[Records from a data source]

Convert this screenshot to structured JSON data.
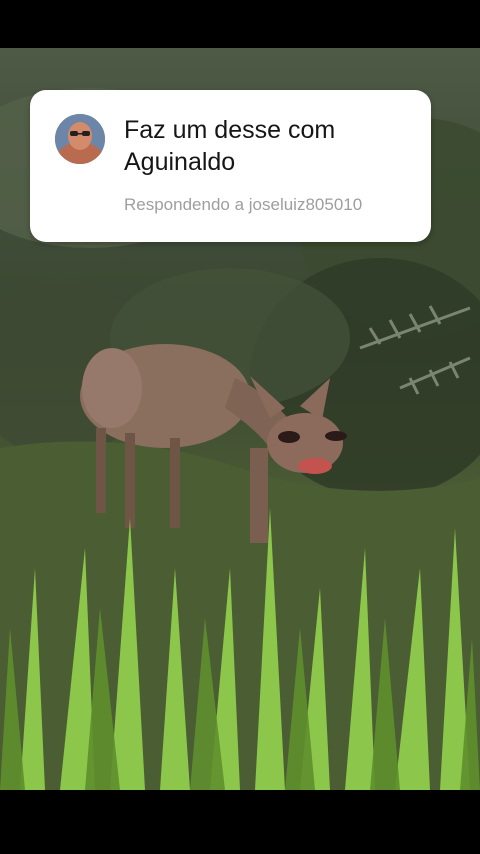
{
  "reply_card": {
    "comment_text": "Faz um desse com Aguinaldo",
    "replying_to": "Respondendo a joseluiz805010",
    "avatar_icon": "user-avatar-photo"
  },
  "video": {
    "subject": "deer-with-edited-human-face"
  }
}
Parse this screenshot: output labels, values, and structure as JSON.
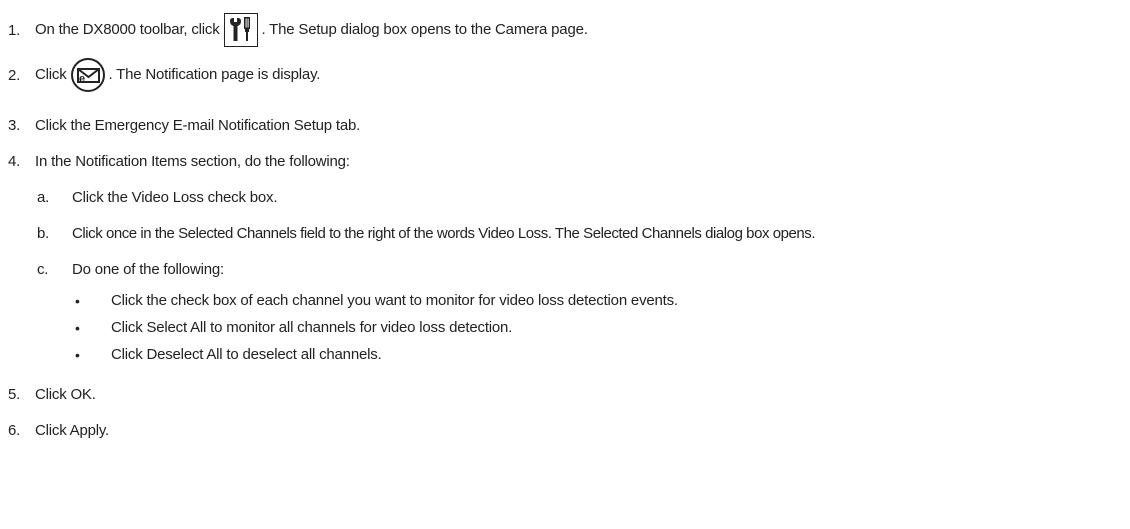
{
  "steps": [
    {
      "num": "1.",
      "pre": "On the DX8000 toolbar, click",
      "post": ". The Setup dialog box opens to the Camera page.",
      "icon": "tools-icon"
    },
    {
      "num": "2.",
      "pre": "Click",
      "post": ". The Notification page is display.",
      "icon": "email-notification-icon"
    },
    {
      "num": "3.",
      "text": "Click the Emergency E-mail Notification Setup tab."
    },
    {
      "num": "4.",
      "text": "In the Notification Items section, do the following:"
    },
    {
      "num": "5.",
      "text": "Click OK."
    },
    {
      "num": "6.",
      "text": "Click Apply."
    }
  ],
  "substeps": [
    {
      "letter": "a.",
      "text": "Click the Video Loss check box."
    },
    {
      "letter": "b.",
      "text": "Click once in the Selected Channels field to the right of the words Video Loss. The Selected Channels dialog box opens."
    },
    {
      "letter": "c.",
      "text": "Do one of the following:"
    }
  ],
  "bullets": [
    {
      "mark": "•",
      "text": "Click the check box of each channel you want to monitor for video loss detection events."
    },
    {
      "mark": "•",
      "text": "Click Select All to monitor all channels for video loss detection."
    },
    {
      "mark": "•",
      "text": "Click Deselect All to deselect all channels."
    }
  ]
}
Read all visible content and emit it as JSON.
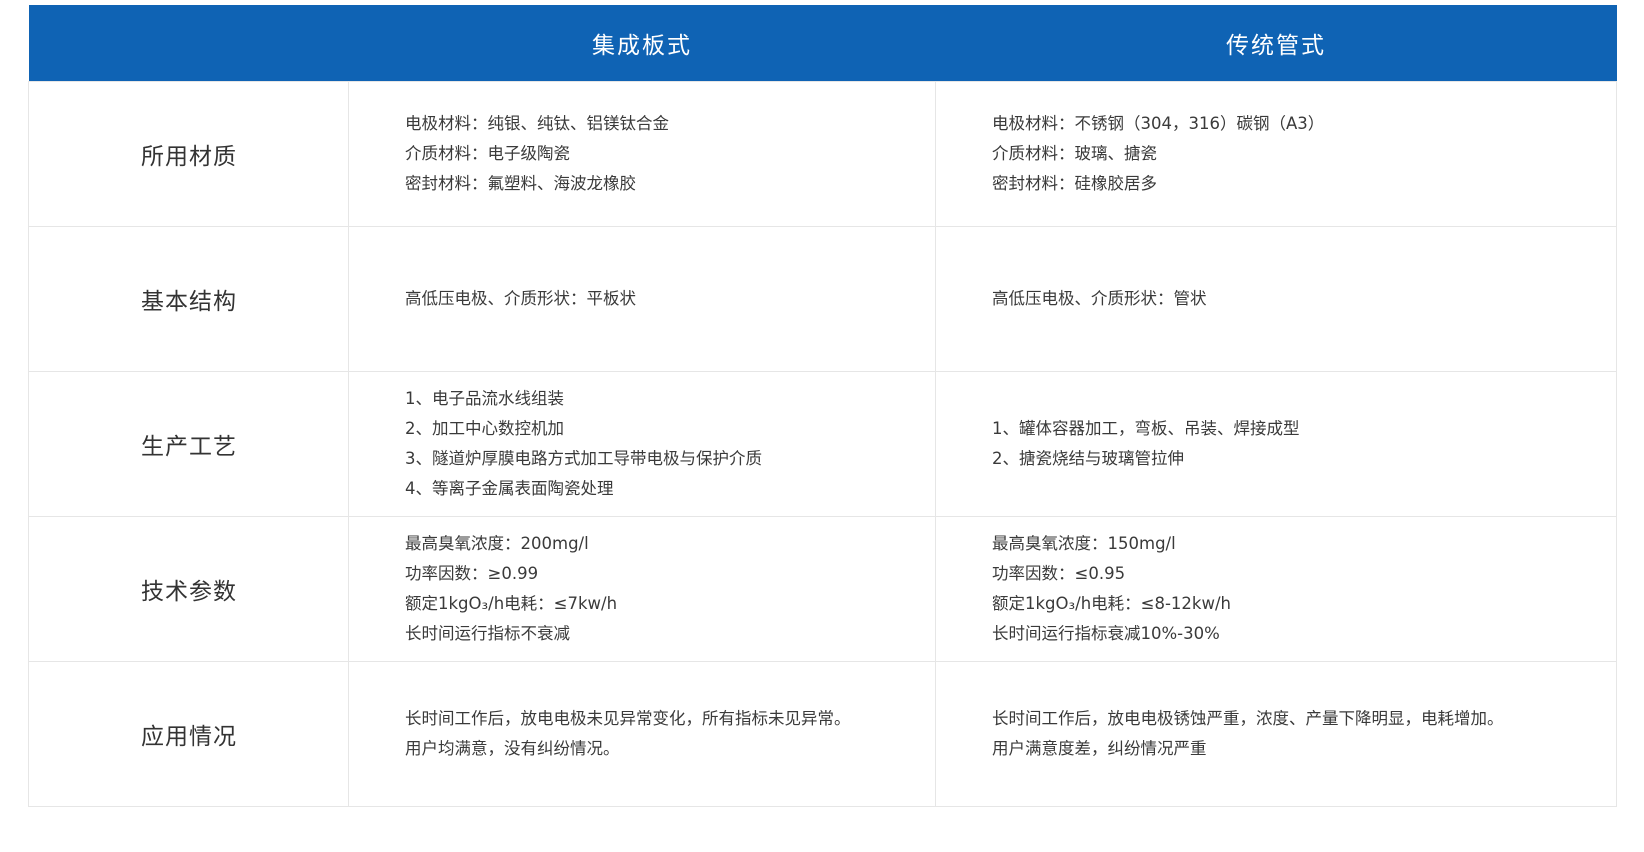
{
  "header": {
    "col1": "集成板式",
    "col2": "传统管式"
  },
  "rows": [
    {
      "label": "所用材质",
      "col1": [
        "电极材料：纯银、纯钛、铝镁钛合金",
        "介质材料：电子级陶瓷",
        "密封材料：氟塑料、海波龙橡胶"
      ],
      "col2": [
        "电极材料：不锈钢（304，316）碳钢（A3）",
        "介质材料：玻璃、搪瓷",
        "密封材料：硅橡胶居多"
      ]
    },
    {
      "label": "基本结构",
      "col1": [
        "高低压电极、介质形状：平板状"
      ],
      "col2": [
        "高低压电极、介质形状：管状"
      ]
    },
    {
      "label": "生产工艺",
      "col1": [
        "1、电子品流水线组装",
        "2、加工中心数控机加",
        "3、隧道炉厚膜电路方式加工导带电极与保护介质",
        "4、等离子金属表面陶瓷处理"
      ],
      "col2": [
        "1、罐体容器加工，弯板、吊装、焊接成型",
        "2、搪瓷烧结与玻璃管拉伸"
      ]
    },
    {
      "label": "技术参数",
      "col1": [
        "最高臭氧浓度：200mg/l",
        "功率因数：≥0.99",
        "额定1kgO₃/h电耗：≤7kw/h",
        "长时间运行指标不衰减"
      ],
      "col2": [
        "最高臭氧浓度：150mg/l",
        "功率因数：≤0.95",
        "额定1kgO₃/h电耗：≤8-12kw/h",
        "长时间运行指标衰减10%-30%"
      ]
    },
    {
      "label": "应用情况",
      "col1": [
        "长时间工作后，放电电极未见异常变化，所有指标未见异常。",
        "用户均满意，没有纠纷情况。"
      ],
      "col2": [
        "长时间工作后，放电电极锈蚀严重，浓度、产量下降明显，电耗增加。",
        "用户满意度差，纠纷情况严重"
      ]
    }
  ]
}
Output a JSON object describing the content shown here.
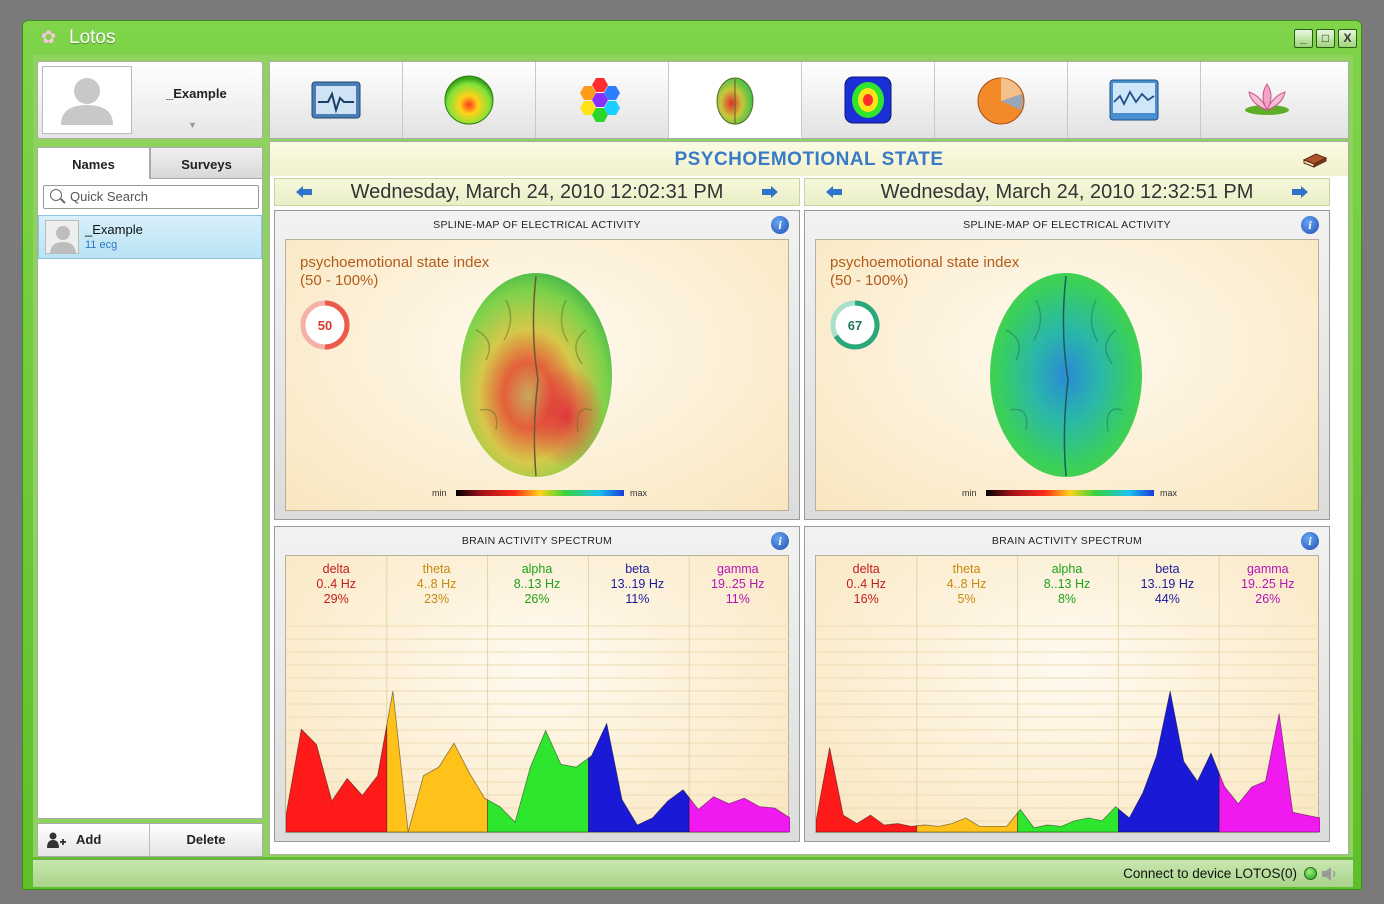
{
  "window": {
    "title": "Lotos",
    "controls": [
      "_",
      "□",
      "X"
    ]
  },
  "sidebar": {
    "profile_name": "_Example",
    "tabs": [
      {
        "label": "Names",
        "active": true
      },
      {
        "label": "Surveys",
        "active": false
      }
    ],
    "search_placeholder": "Quick Search",
    "patients": [
      {
        "name": "_Example",
        "count": "11 ecg"
      }
    ],
    "add_label": "Add",
    "delete_label": "Delete"
  },
  "toolbar": {
    "items": [
      {
        "icon": "ecg-monitor-icon",
        "active": false
      },
      {
        "icon": "energy-sphere-icon",
        "active": false
      },
      {
        "icon": "chakra-hexagons-icon",
        "active": false
      },
      {
        "icon": "brain-map-icon",
        "active": true
      },
      {
        "icon": "thermal-body-icon",
        "active": false
      },
      {
        "icon": "pie-chart-icon",
        "active": false
      },
      {
        "icon": "waveform-chart-icon",
        "active": false
      },
      {
        "icon": "lotus-flower-icon",
        "active": false
      }
    ]
  },
  "view": {
    "title": "PSYCHOEMOTIONAL STATE",
    "left": {
      "date": "Wednesday, March 24, 2010 12:02:31 PM",
      "map_title": "SPLINE-MAP OF ELECTRICAL ACTIVITY",
      "index_label": "psychoemotional state index",
      "index_range": "(50 - 100%)",
      "index_value": "50",
      "scale_min": "min",
      "scale_max": "max",
      "spectrum_title": "BRAIN ACTIVITY SPECTRUM"
    },
    "right": {
      "date": "Wednesday, March 24, 2010 12:32:51 PM",
      "map_title": "SPLINE-MAP OF ELECTRICAL ACTIVITY",
      "index_label": "psychoemotional state index",
      "index_range": "(50 - 100%)",
      "index_value": "67",
      "scale_min": "min",
      "scale_max": "max",
      "spectrum_title": "BRAIN ACTIVITY SPECTRUM"
    }
  },
  "status": {
    "text": "Connect to device LOTOS(0)"
  },
  "colors": {
    "accent_green": "#7fd44a",
    "title_blue": "#3a7bc8",
    "index_orange": "#b25b1a"
  },
  "chart_data": [
    {
      "type": "area",
      "title": "BRAIN ACTIVITY SPECTRUM",
      "categories": [
        "delta",
        "theta",
        "alpha",
        "beta",
        "gamma"
      ],
      "bands": [
        {
          "name": "delta",
          "range": "0..4 Hz",
          "percent": "29%",
          "color": "#ff1a1a",
          "label_color": "#c21d1d"
        },
        {
          "name": "theta",
          "range": "4..8 Hz",
          "percent": "23%",
          "color": "#ffc21a",
          "label_color": "#c78a0e"
        },
        {
          "name": "alpha",
          "range": "8..13 Hz",
          "percent": "26%",
          "color": "#2ee62e",
          "label_color": "#1aa31a"
        },
        {
          "name": "beta",
          "range": "13..19 Hz",
          "percent": "11%",
          "color": "#1a1ad6",
          "label_color": "#1a1a9c"
        },
        {
          "name": "gamma",
          "range": "19..25 Hz",
          "percent": "11%",
          "color": "#f01af0",
          "label_color": "#b514b5"
        }
      ],
      "values": [
        0.12,
        0.73,
        0.62,
        0.22,
        0.38,
        0.26,
        0.4,
        1.0,
        0.0,
        0.4,
        0.46,
        0.63,
        0.42,
        0.24,
        0.18,
        0.07,
        0.46,
        0.72,
        0.48,
        0.46,
        0.54,
        0.77,
        0.23,
        0.05,
        0.1,
        0.22,
        0.3,
        0.16,
        0.25,
        0.2,
        0.24,
        0.18,
        0.17,
        0.1
      ]
    },
    {
      "type": "area",
      "title": "BRAIN ACTIVITY SPECTRUM",
      "categories": [
        "delta",
        "theta",
        "alpha",
        "beta",
        "gamma"
      ],
      "bands": [
        {
          "name": "delta",
          "range": "0..4 Hz",
          "percent": "16%",
          "color": "#ff1a1a",
          "label_color": "#c21d1d"
        },
        {
          "name": "theta",
          "range": "4..8 Hz",
          "percent": "5%",
          "color": "#ffc21a",
          "label_color": "#c78a0e"
        },
        {
          "name": "alpha",
          "range": "8..13 Hz",
          "percent": "8%",
          "color": "#2ee62e",
          "label_color": "#1aa31a"
        },
        {
          "name": "beta",
          "range": "13..19 Hz",
          "percent": "44%",
          "color": "#1a1ad6",
          "label_color": "#1a1a9c"
        },
        {
          "name": "gamma",
          "range": "19..25 Hz",
          "percent": "26%",
          "color": "#f01af0",
          "label_color": "#b514b5"
        }
      ],
      "values": [
        0.08,
        0.6,
        0.12,
        0.06,
        0.12,
        0.05,
        0.06,
        0.04,
        0.05,
        0.04,
        0.06,
        0.1,
        0.04,
        0.04,
        0.04,
        0.16,
        0.03,
        0.05,
        0.04,
        0.08,
        0.1,
        0.08,
        0.18,
        0.1,
        0.28,
        0.54,
        1.0,
        0.5,
        0.36,
        0.56,
        0.32,
        0.2,
        0.32,
        0.36,
        0.84,
        0.14,
        0.12,
        0.1
      ]
    }
  ]
}
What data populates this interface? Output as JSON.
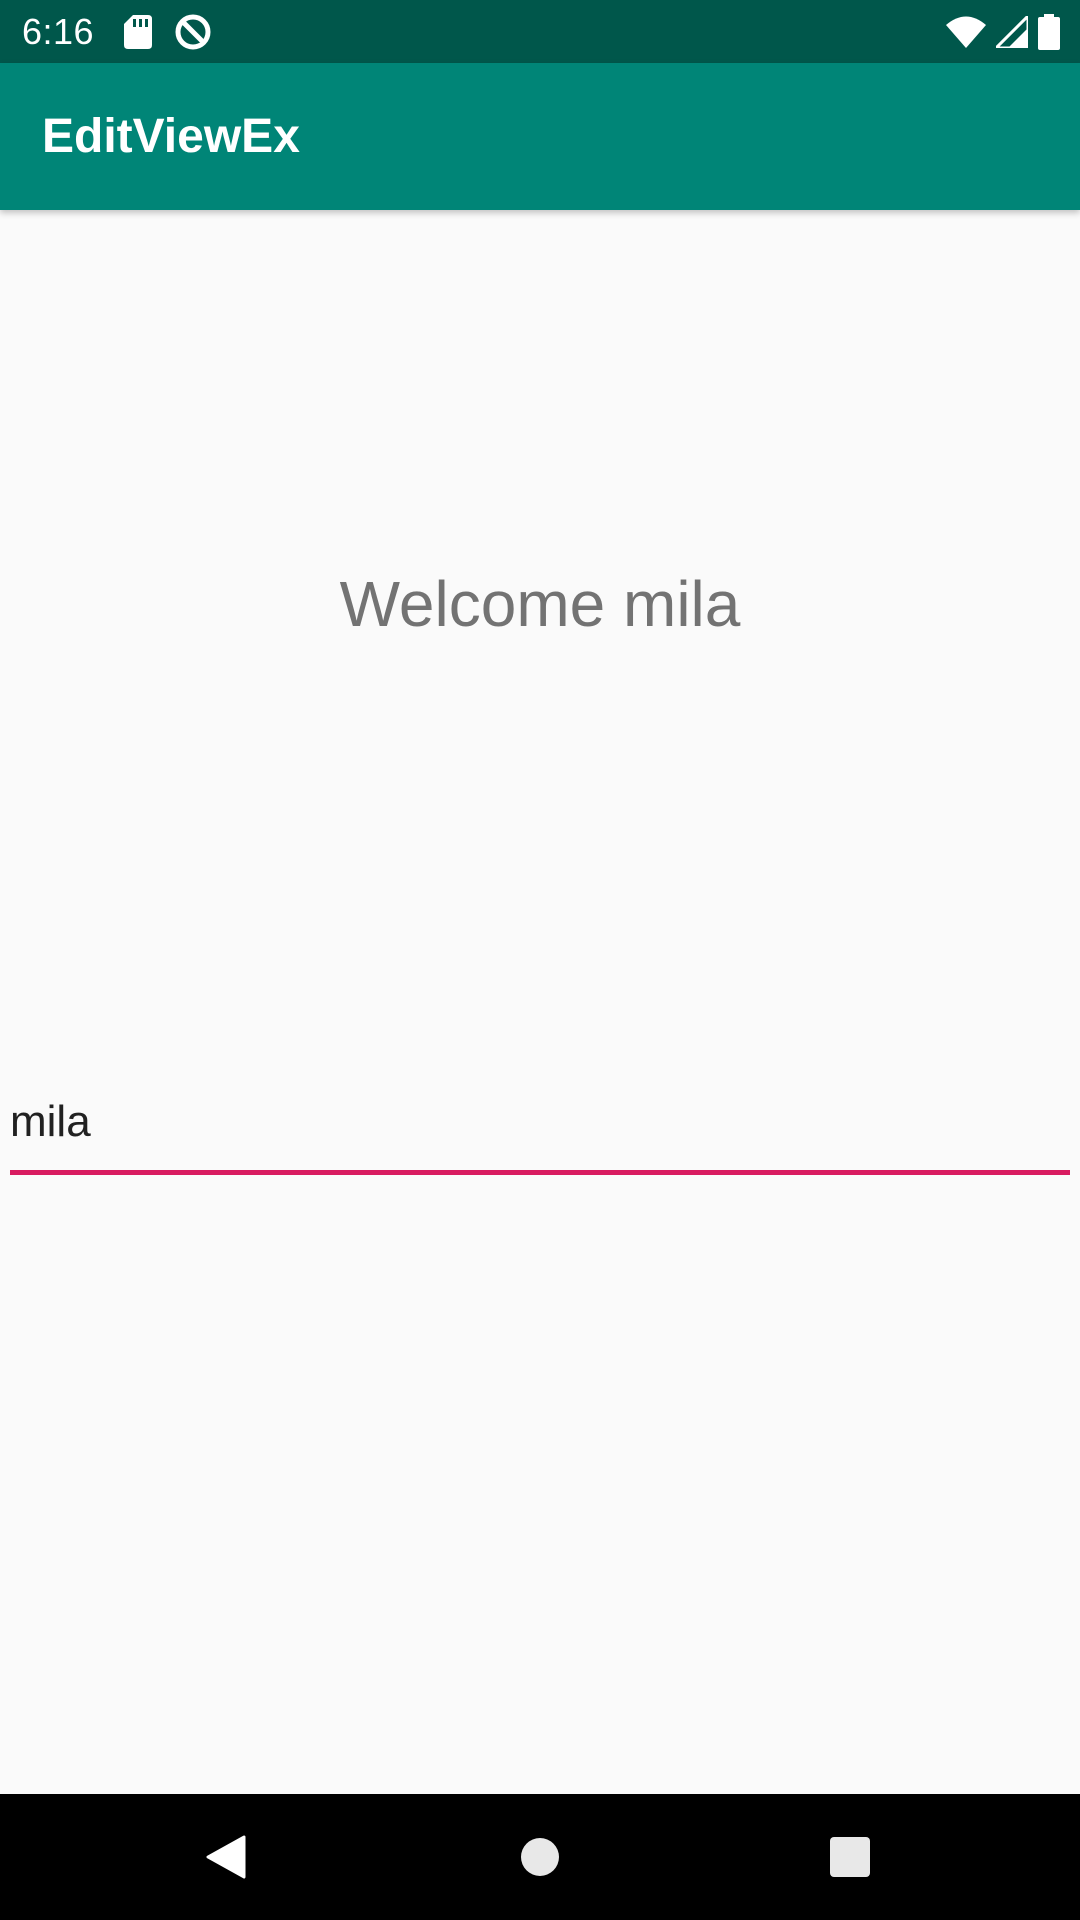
{
  "status_bar": {
    "time": "6:16",
    "background": "#00574b",
    "left_icons": [
      "sd-card-icon",
      "data-saver-icon"
    ],
    "right_icons": [
      "wifi-icon",
      "cell-signal-icon",
      "battery-icon"
    ]
  },
  "app_bar": {
    "title": "EditViewEx",
    "background": "#008577"
  },
  "content": {
    "welcome_text": "Welcome mila",
    "name_input_value": "mila",
    "accent_color": "#d81b60",
    "background": "#fafafa"
  },
  "nav_bar": {
    "buttons": [
      "back-icon",
      "home-icon",
      "recents-icon"
    ]
  }
}
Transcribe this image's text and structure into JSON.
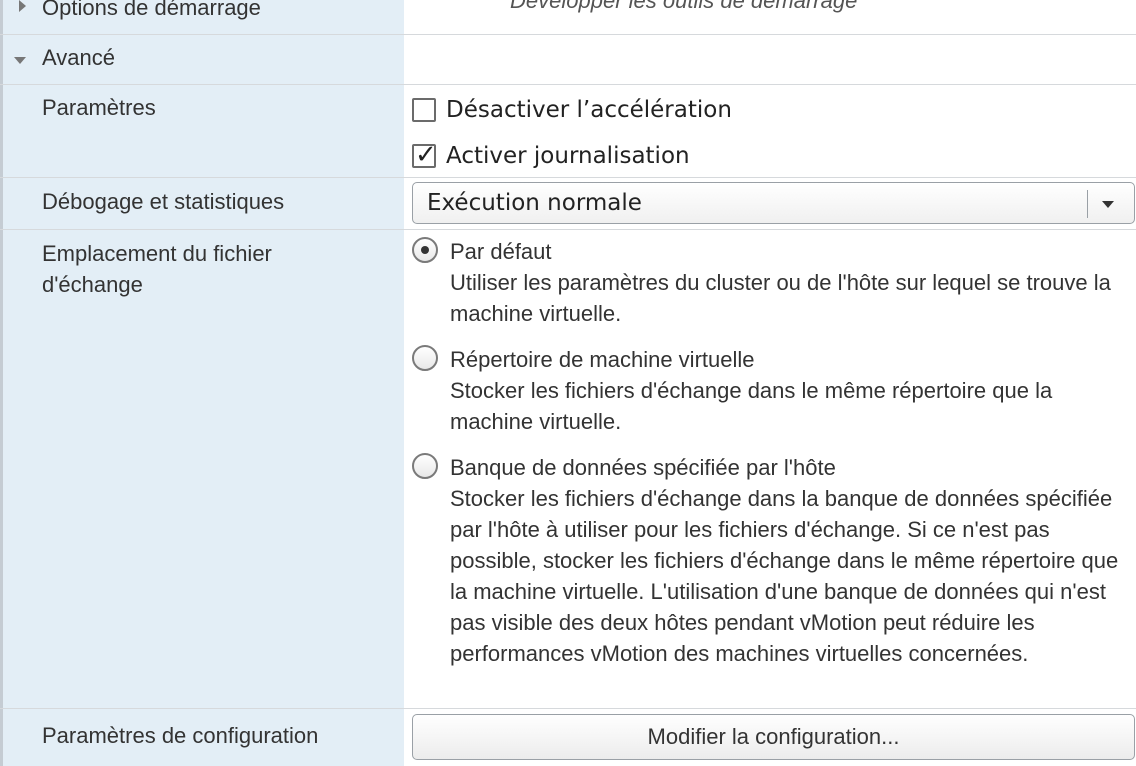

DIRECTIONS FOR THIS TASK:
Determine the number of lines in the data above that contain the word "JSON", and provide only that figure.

REPLY:
6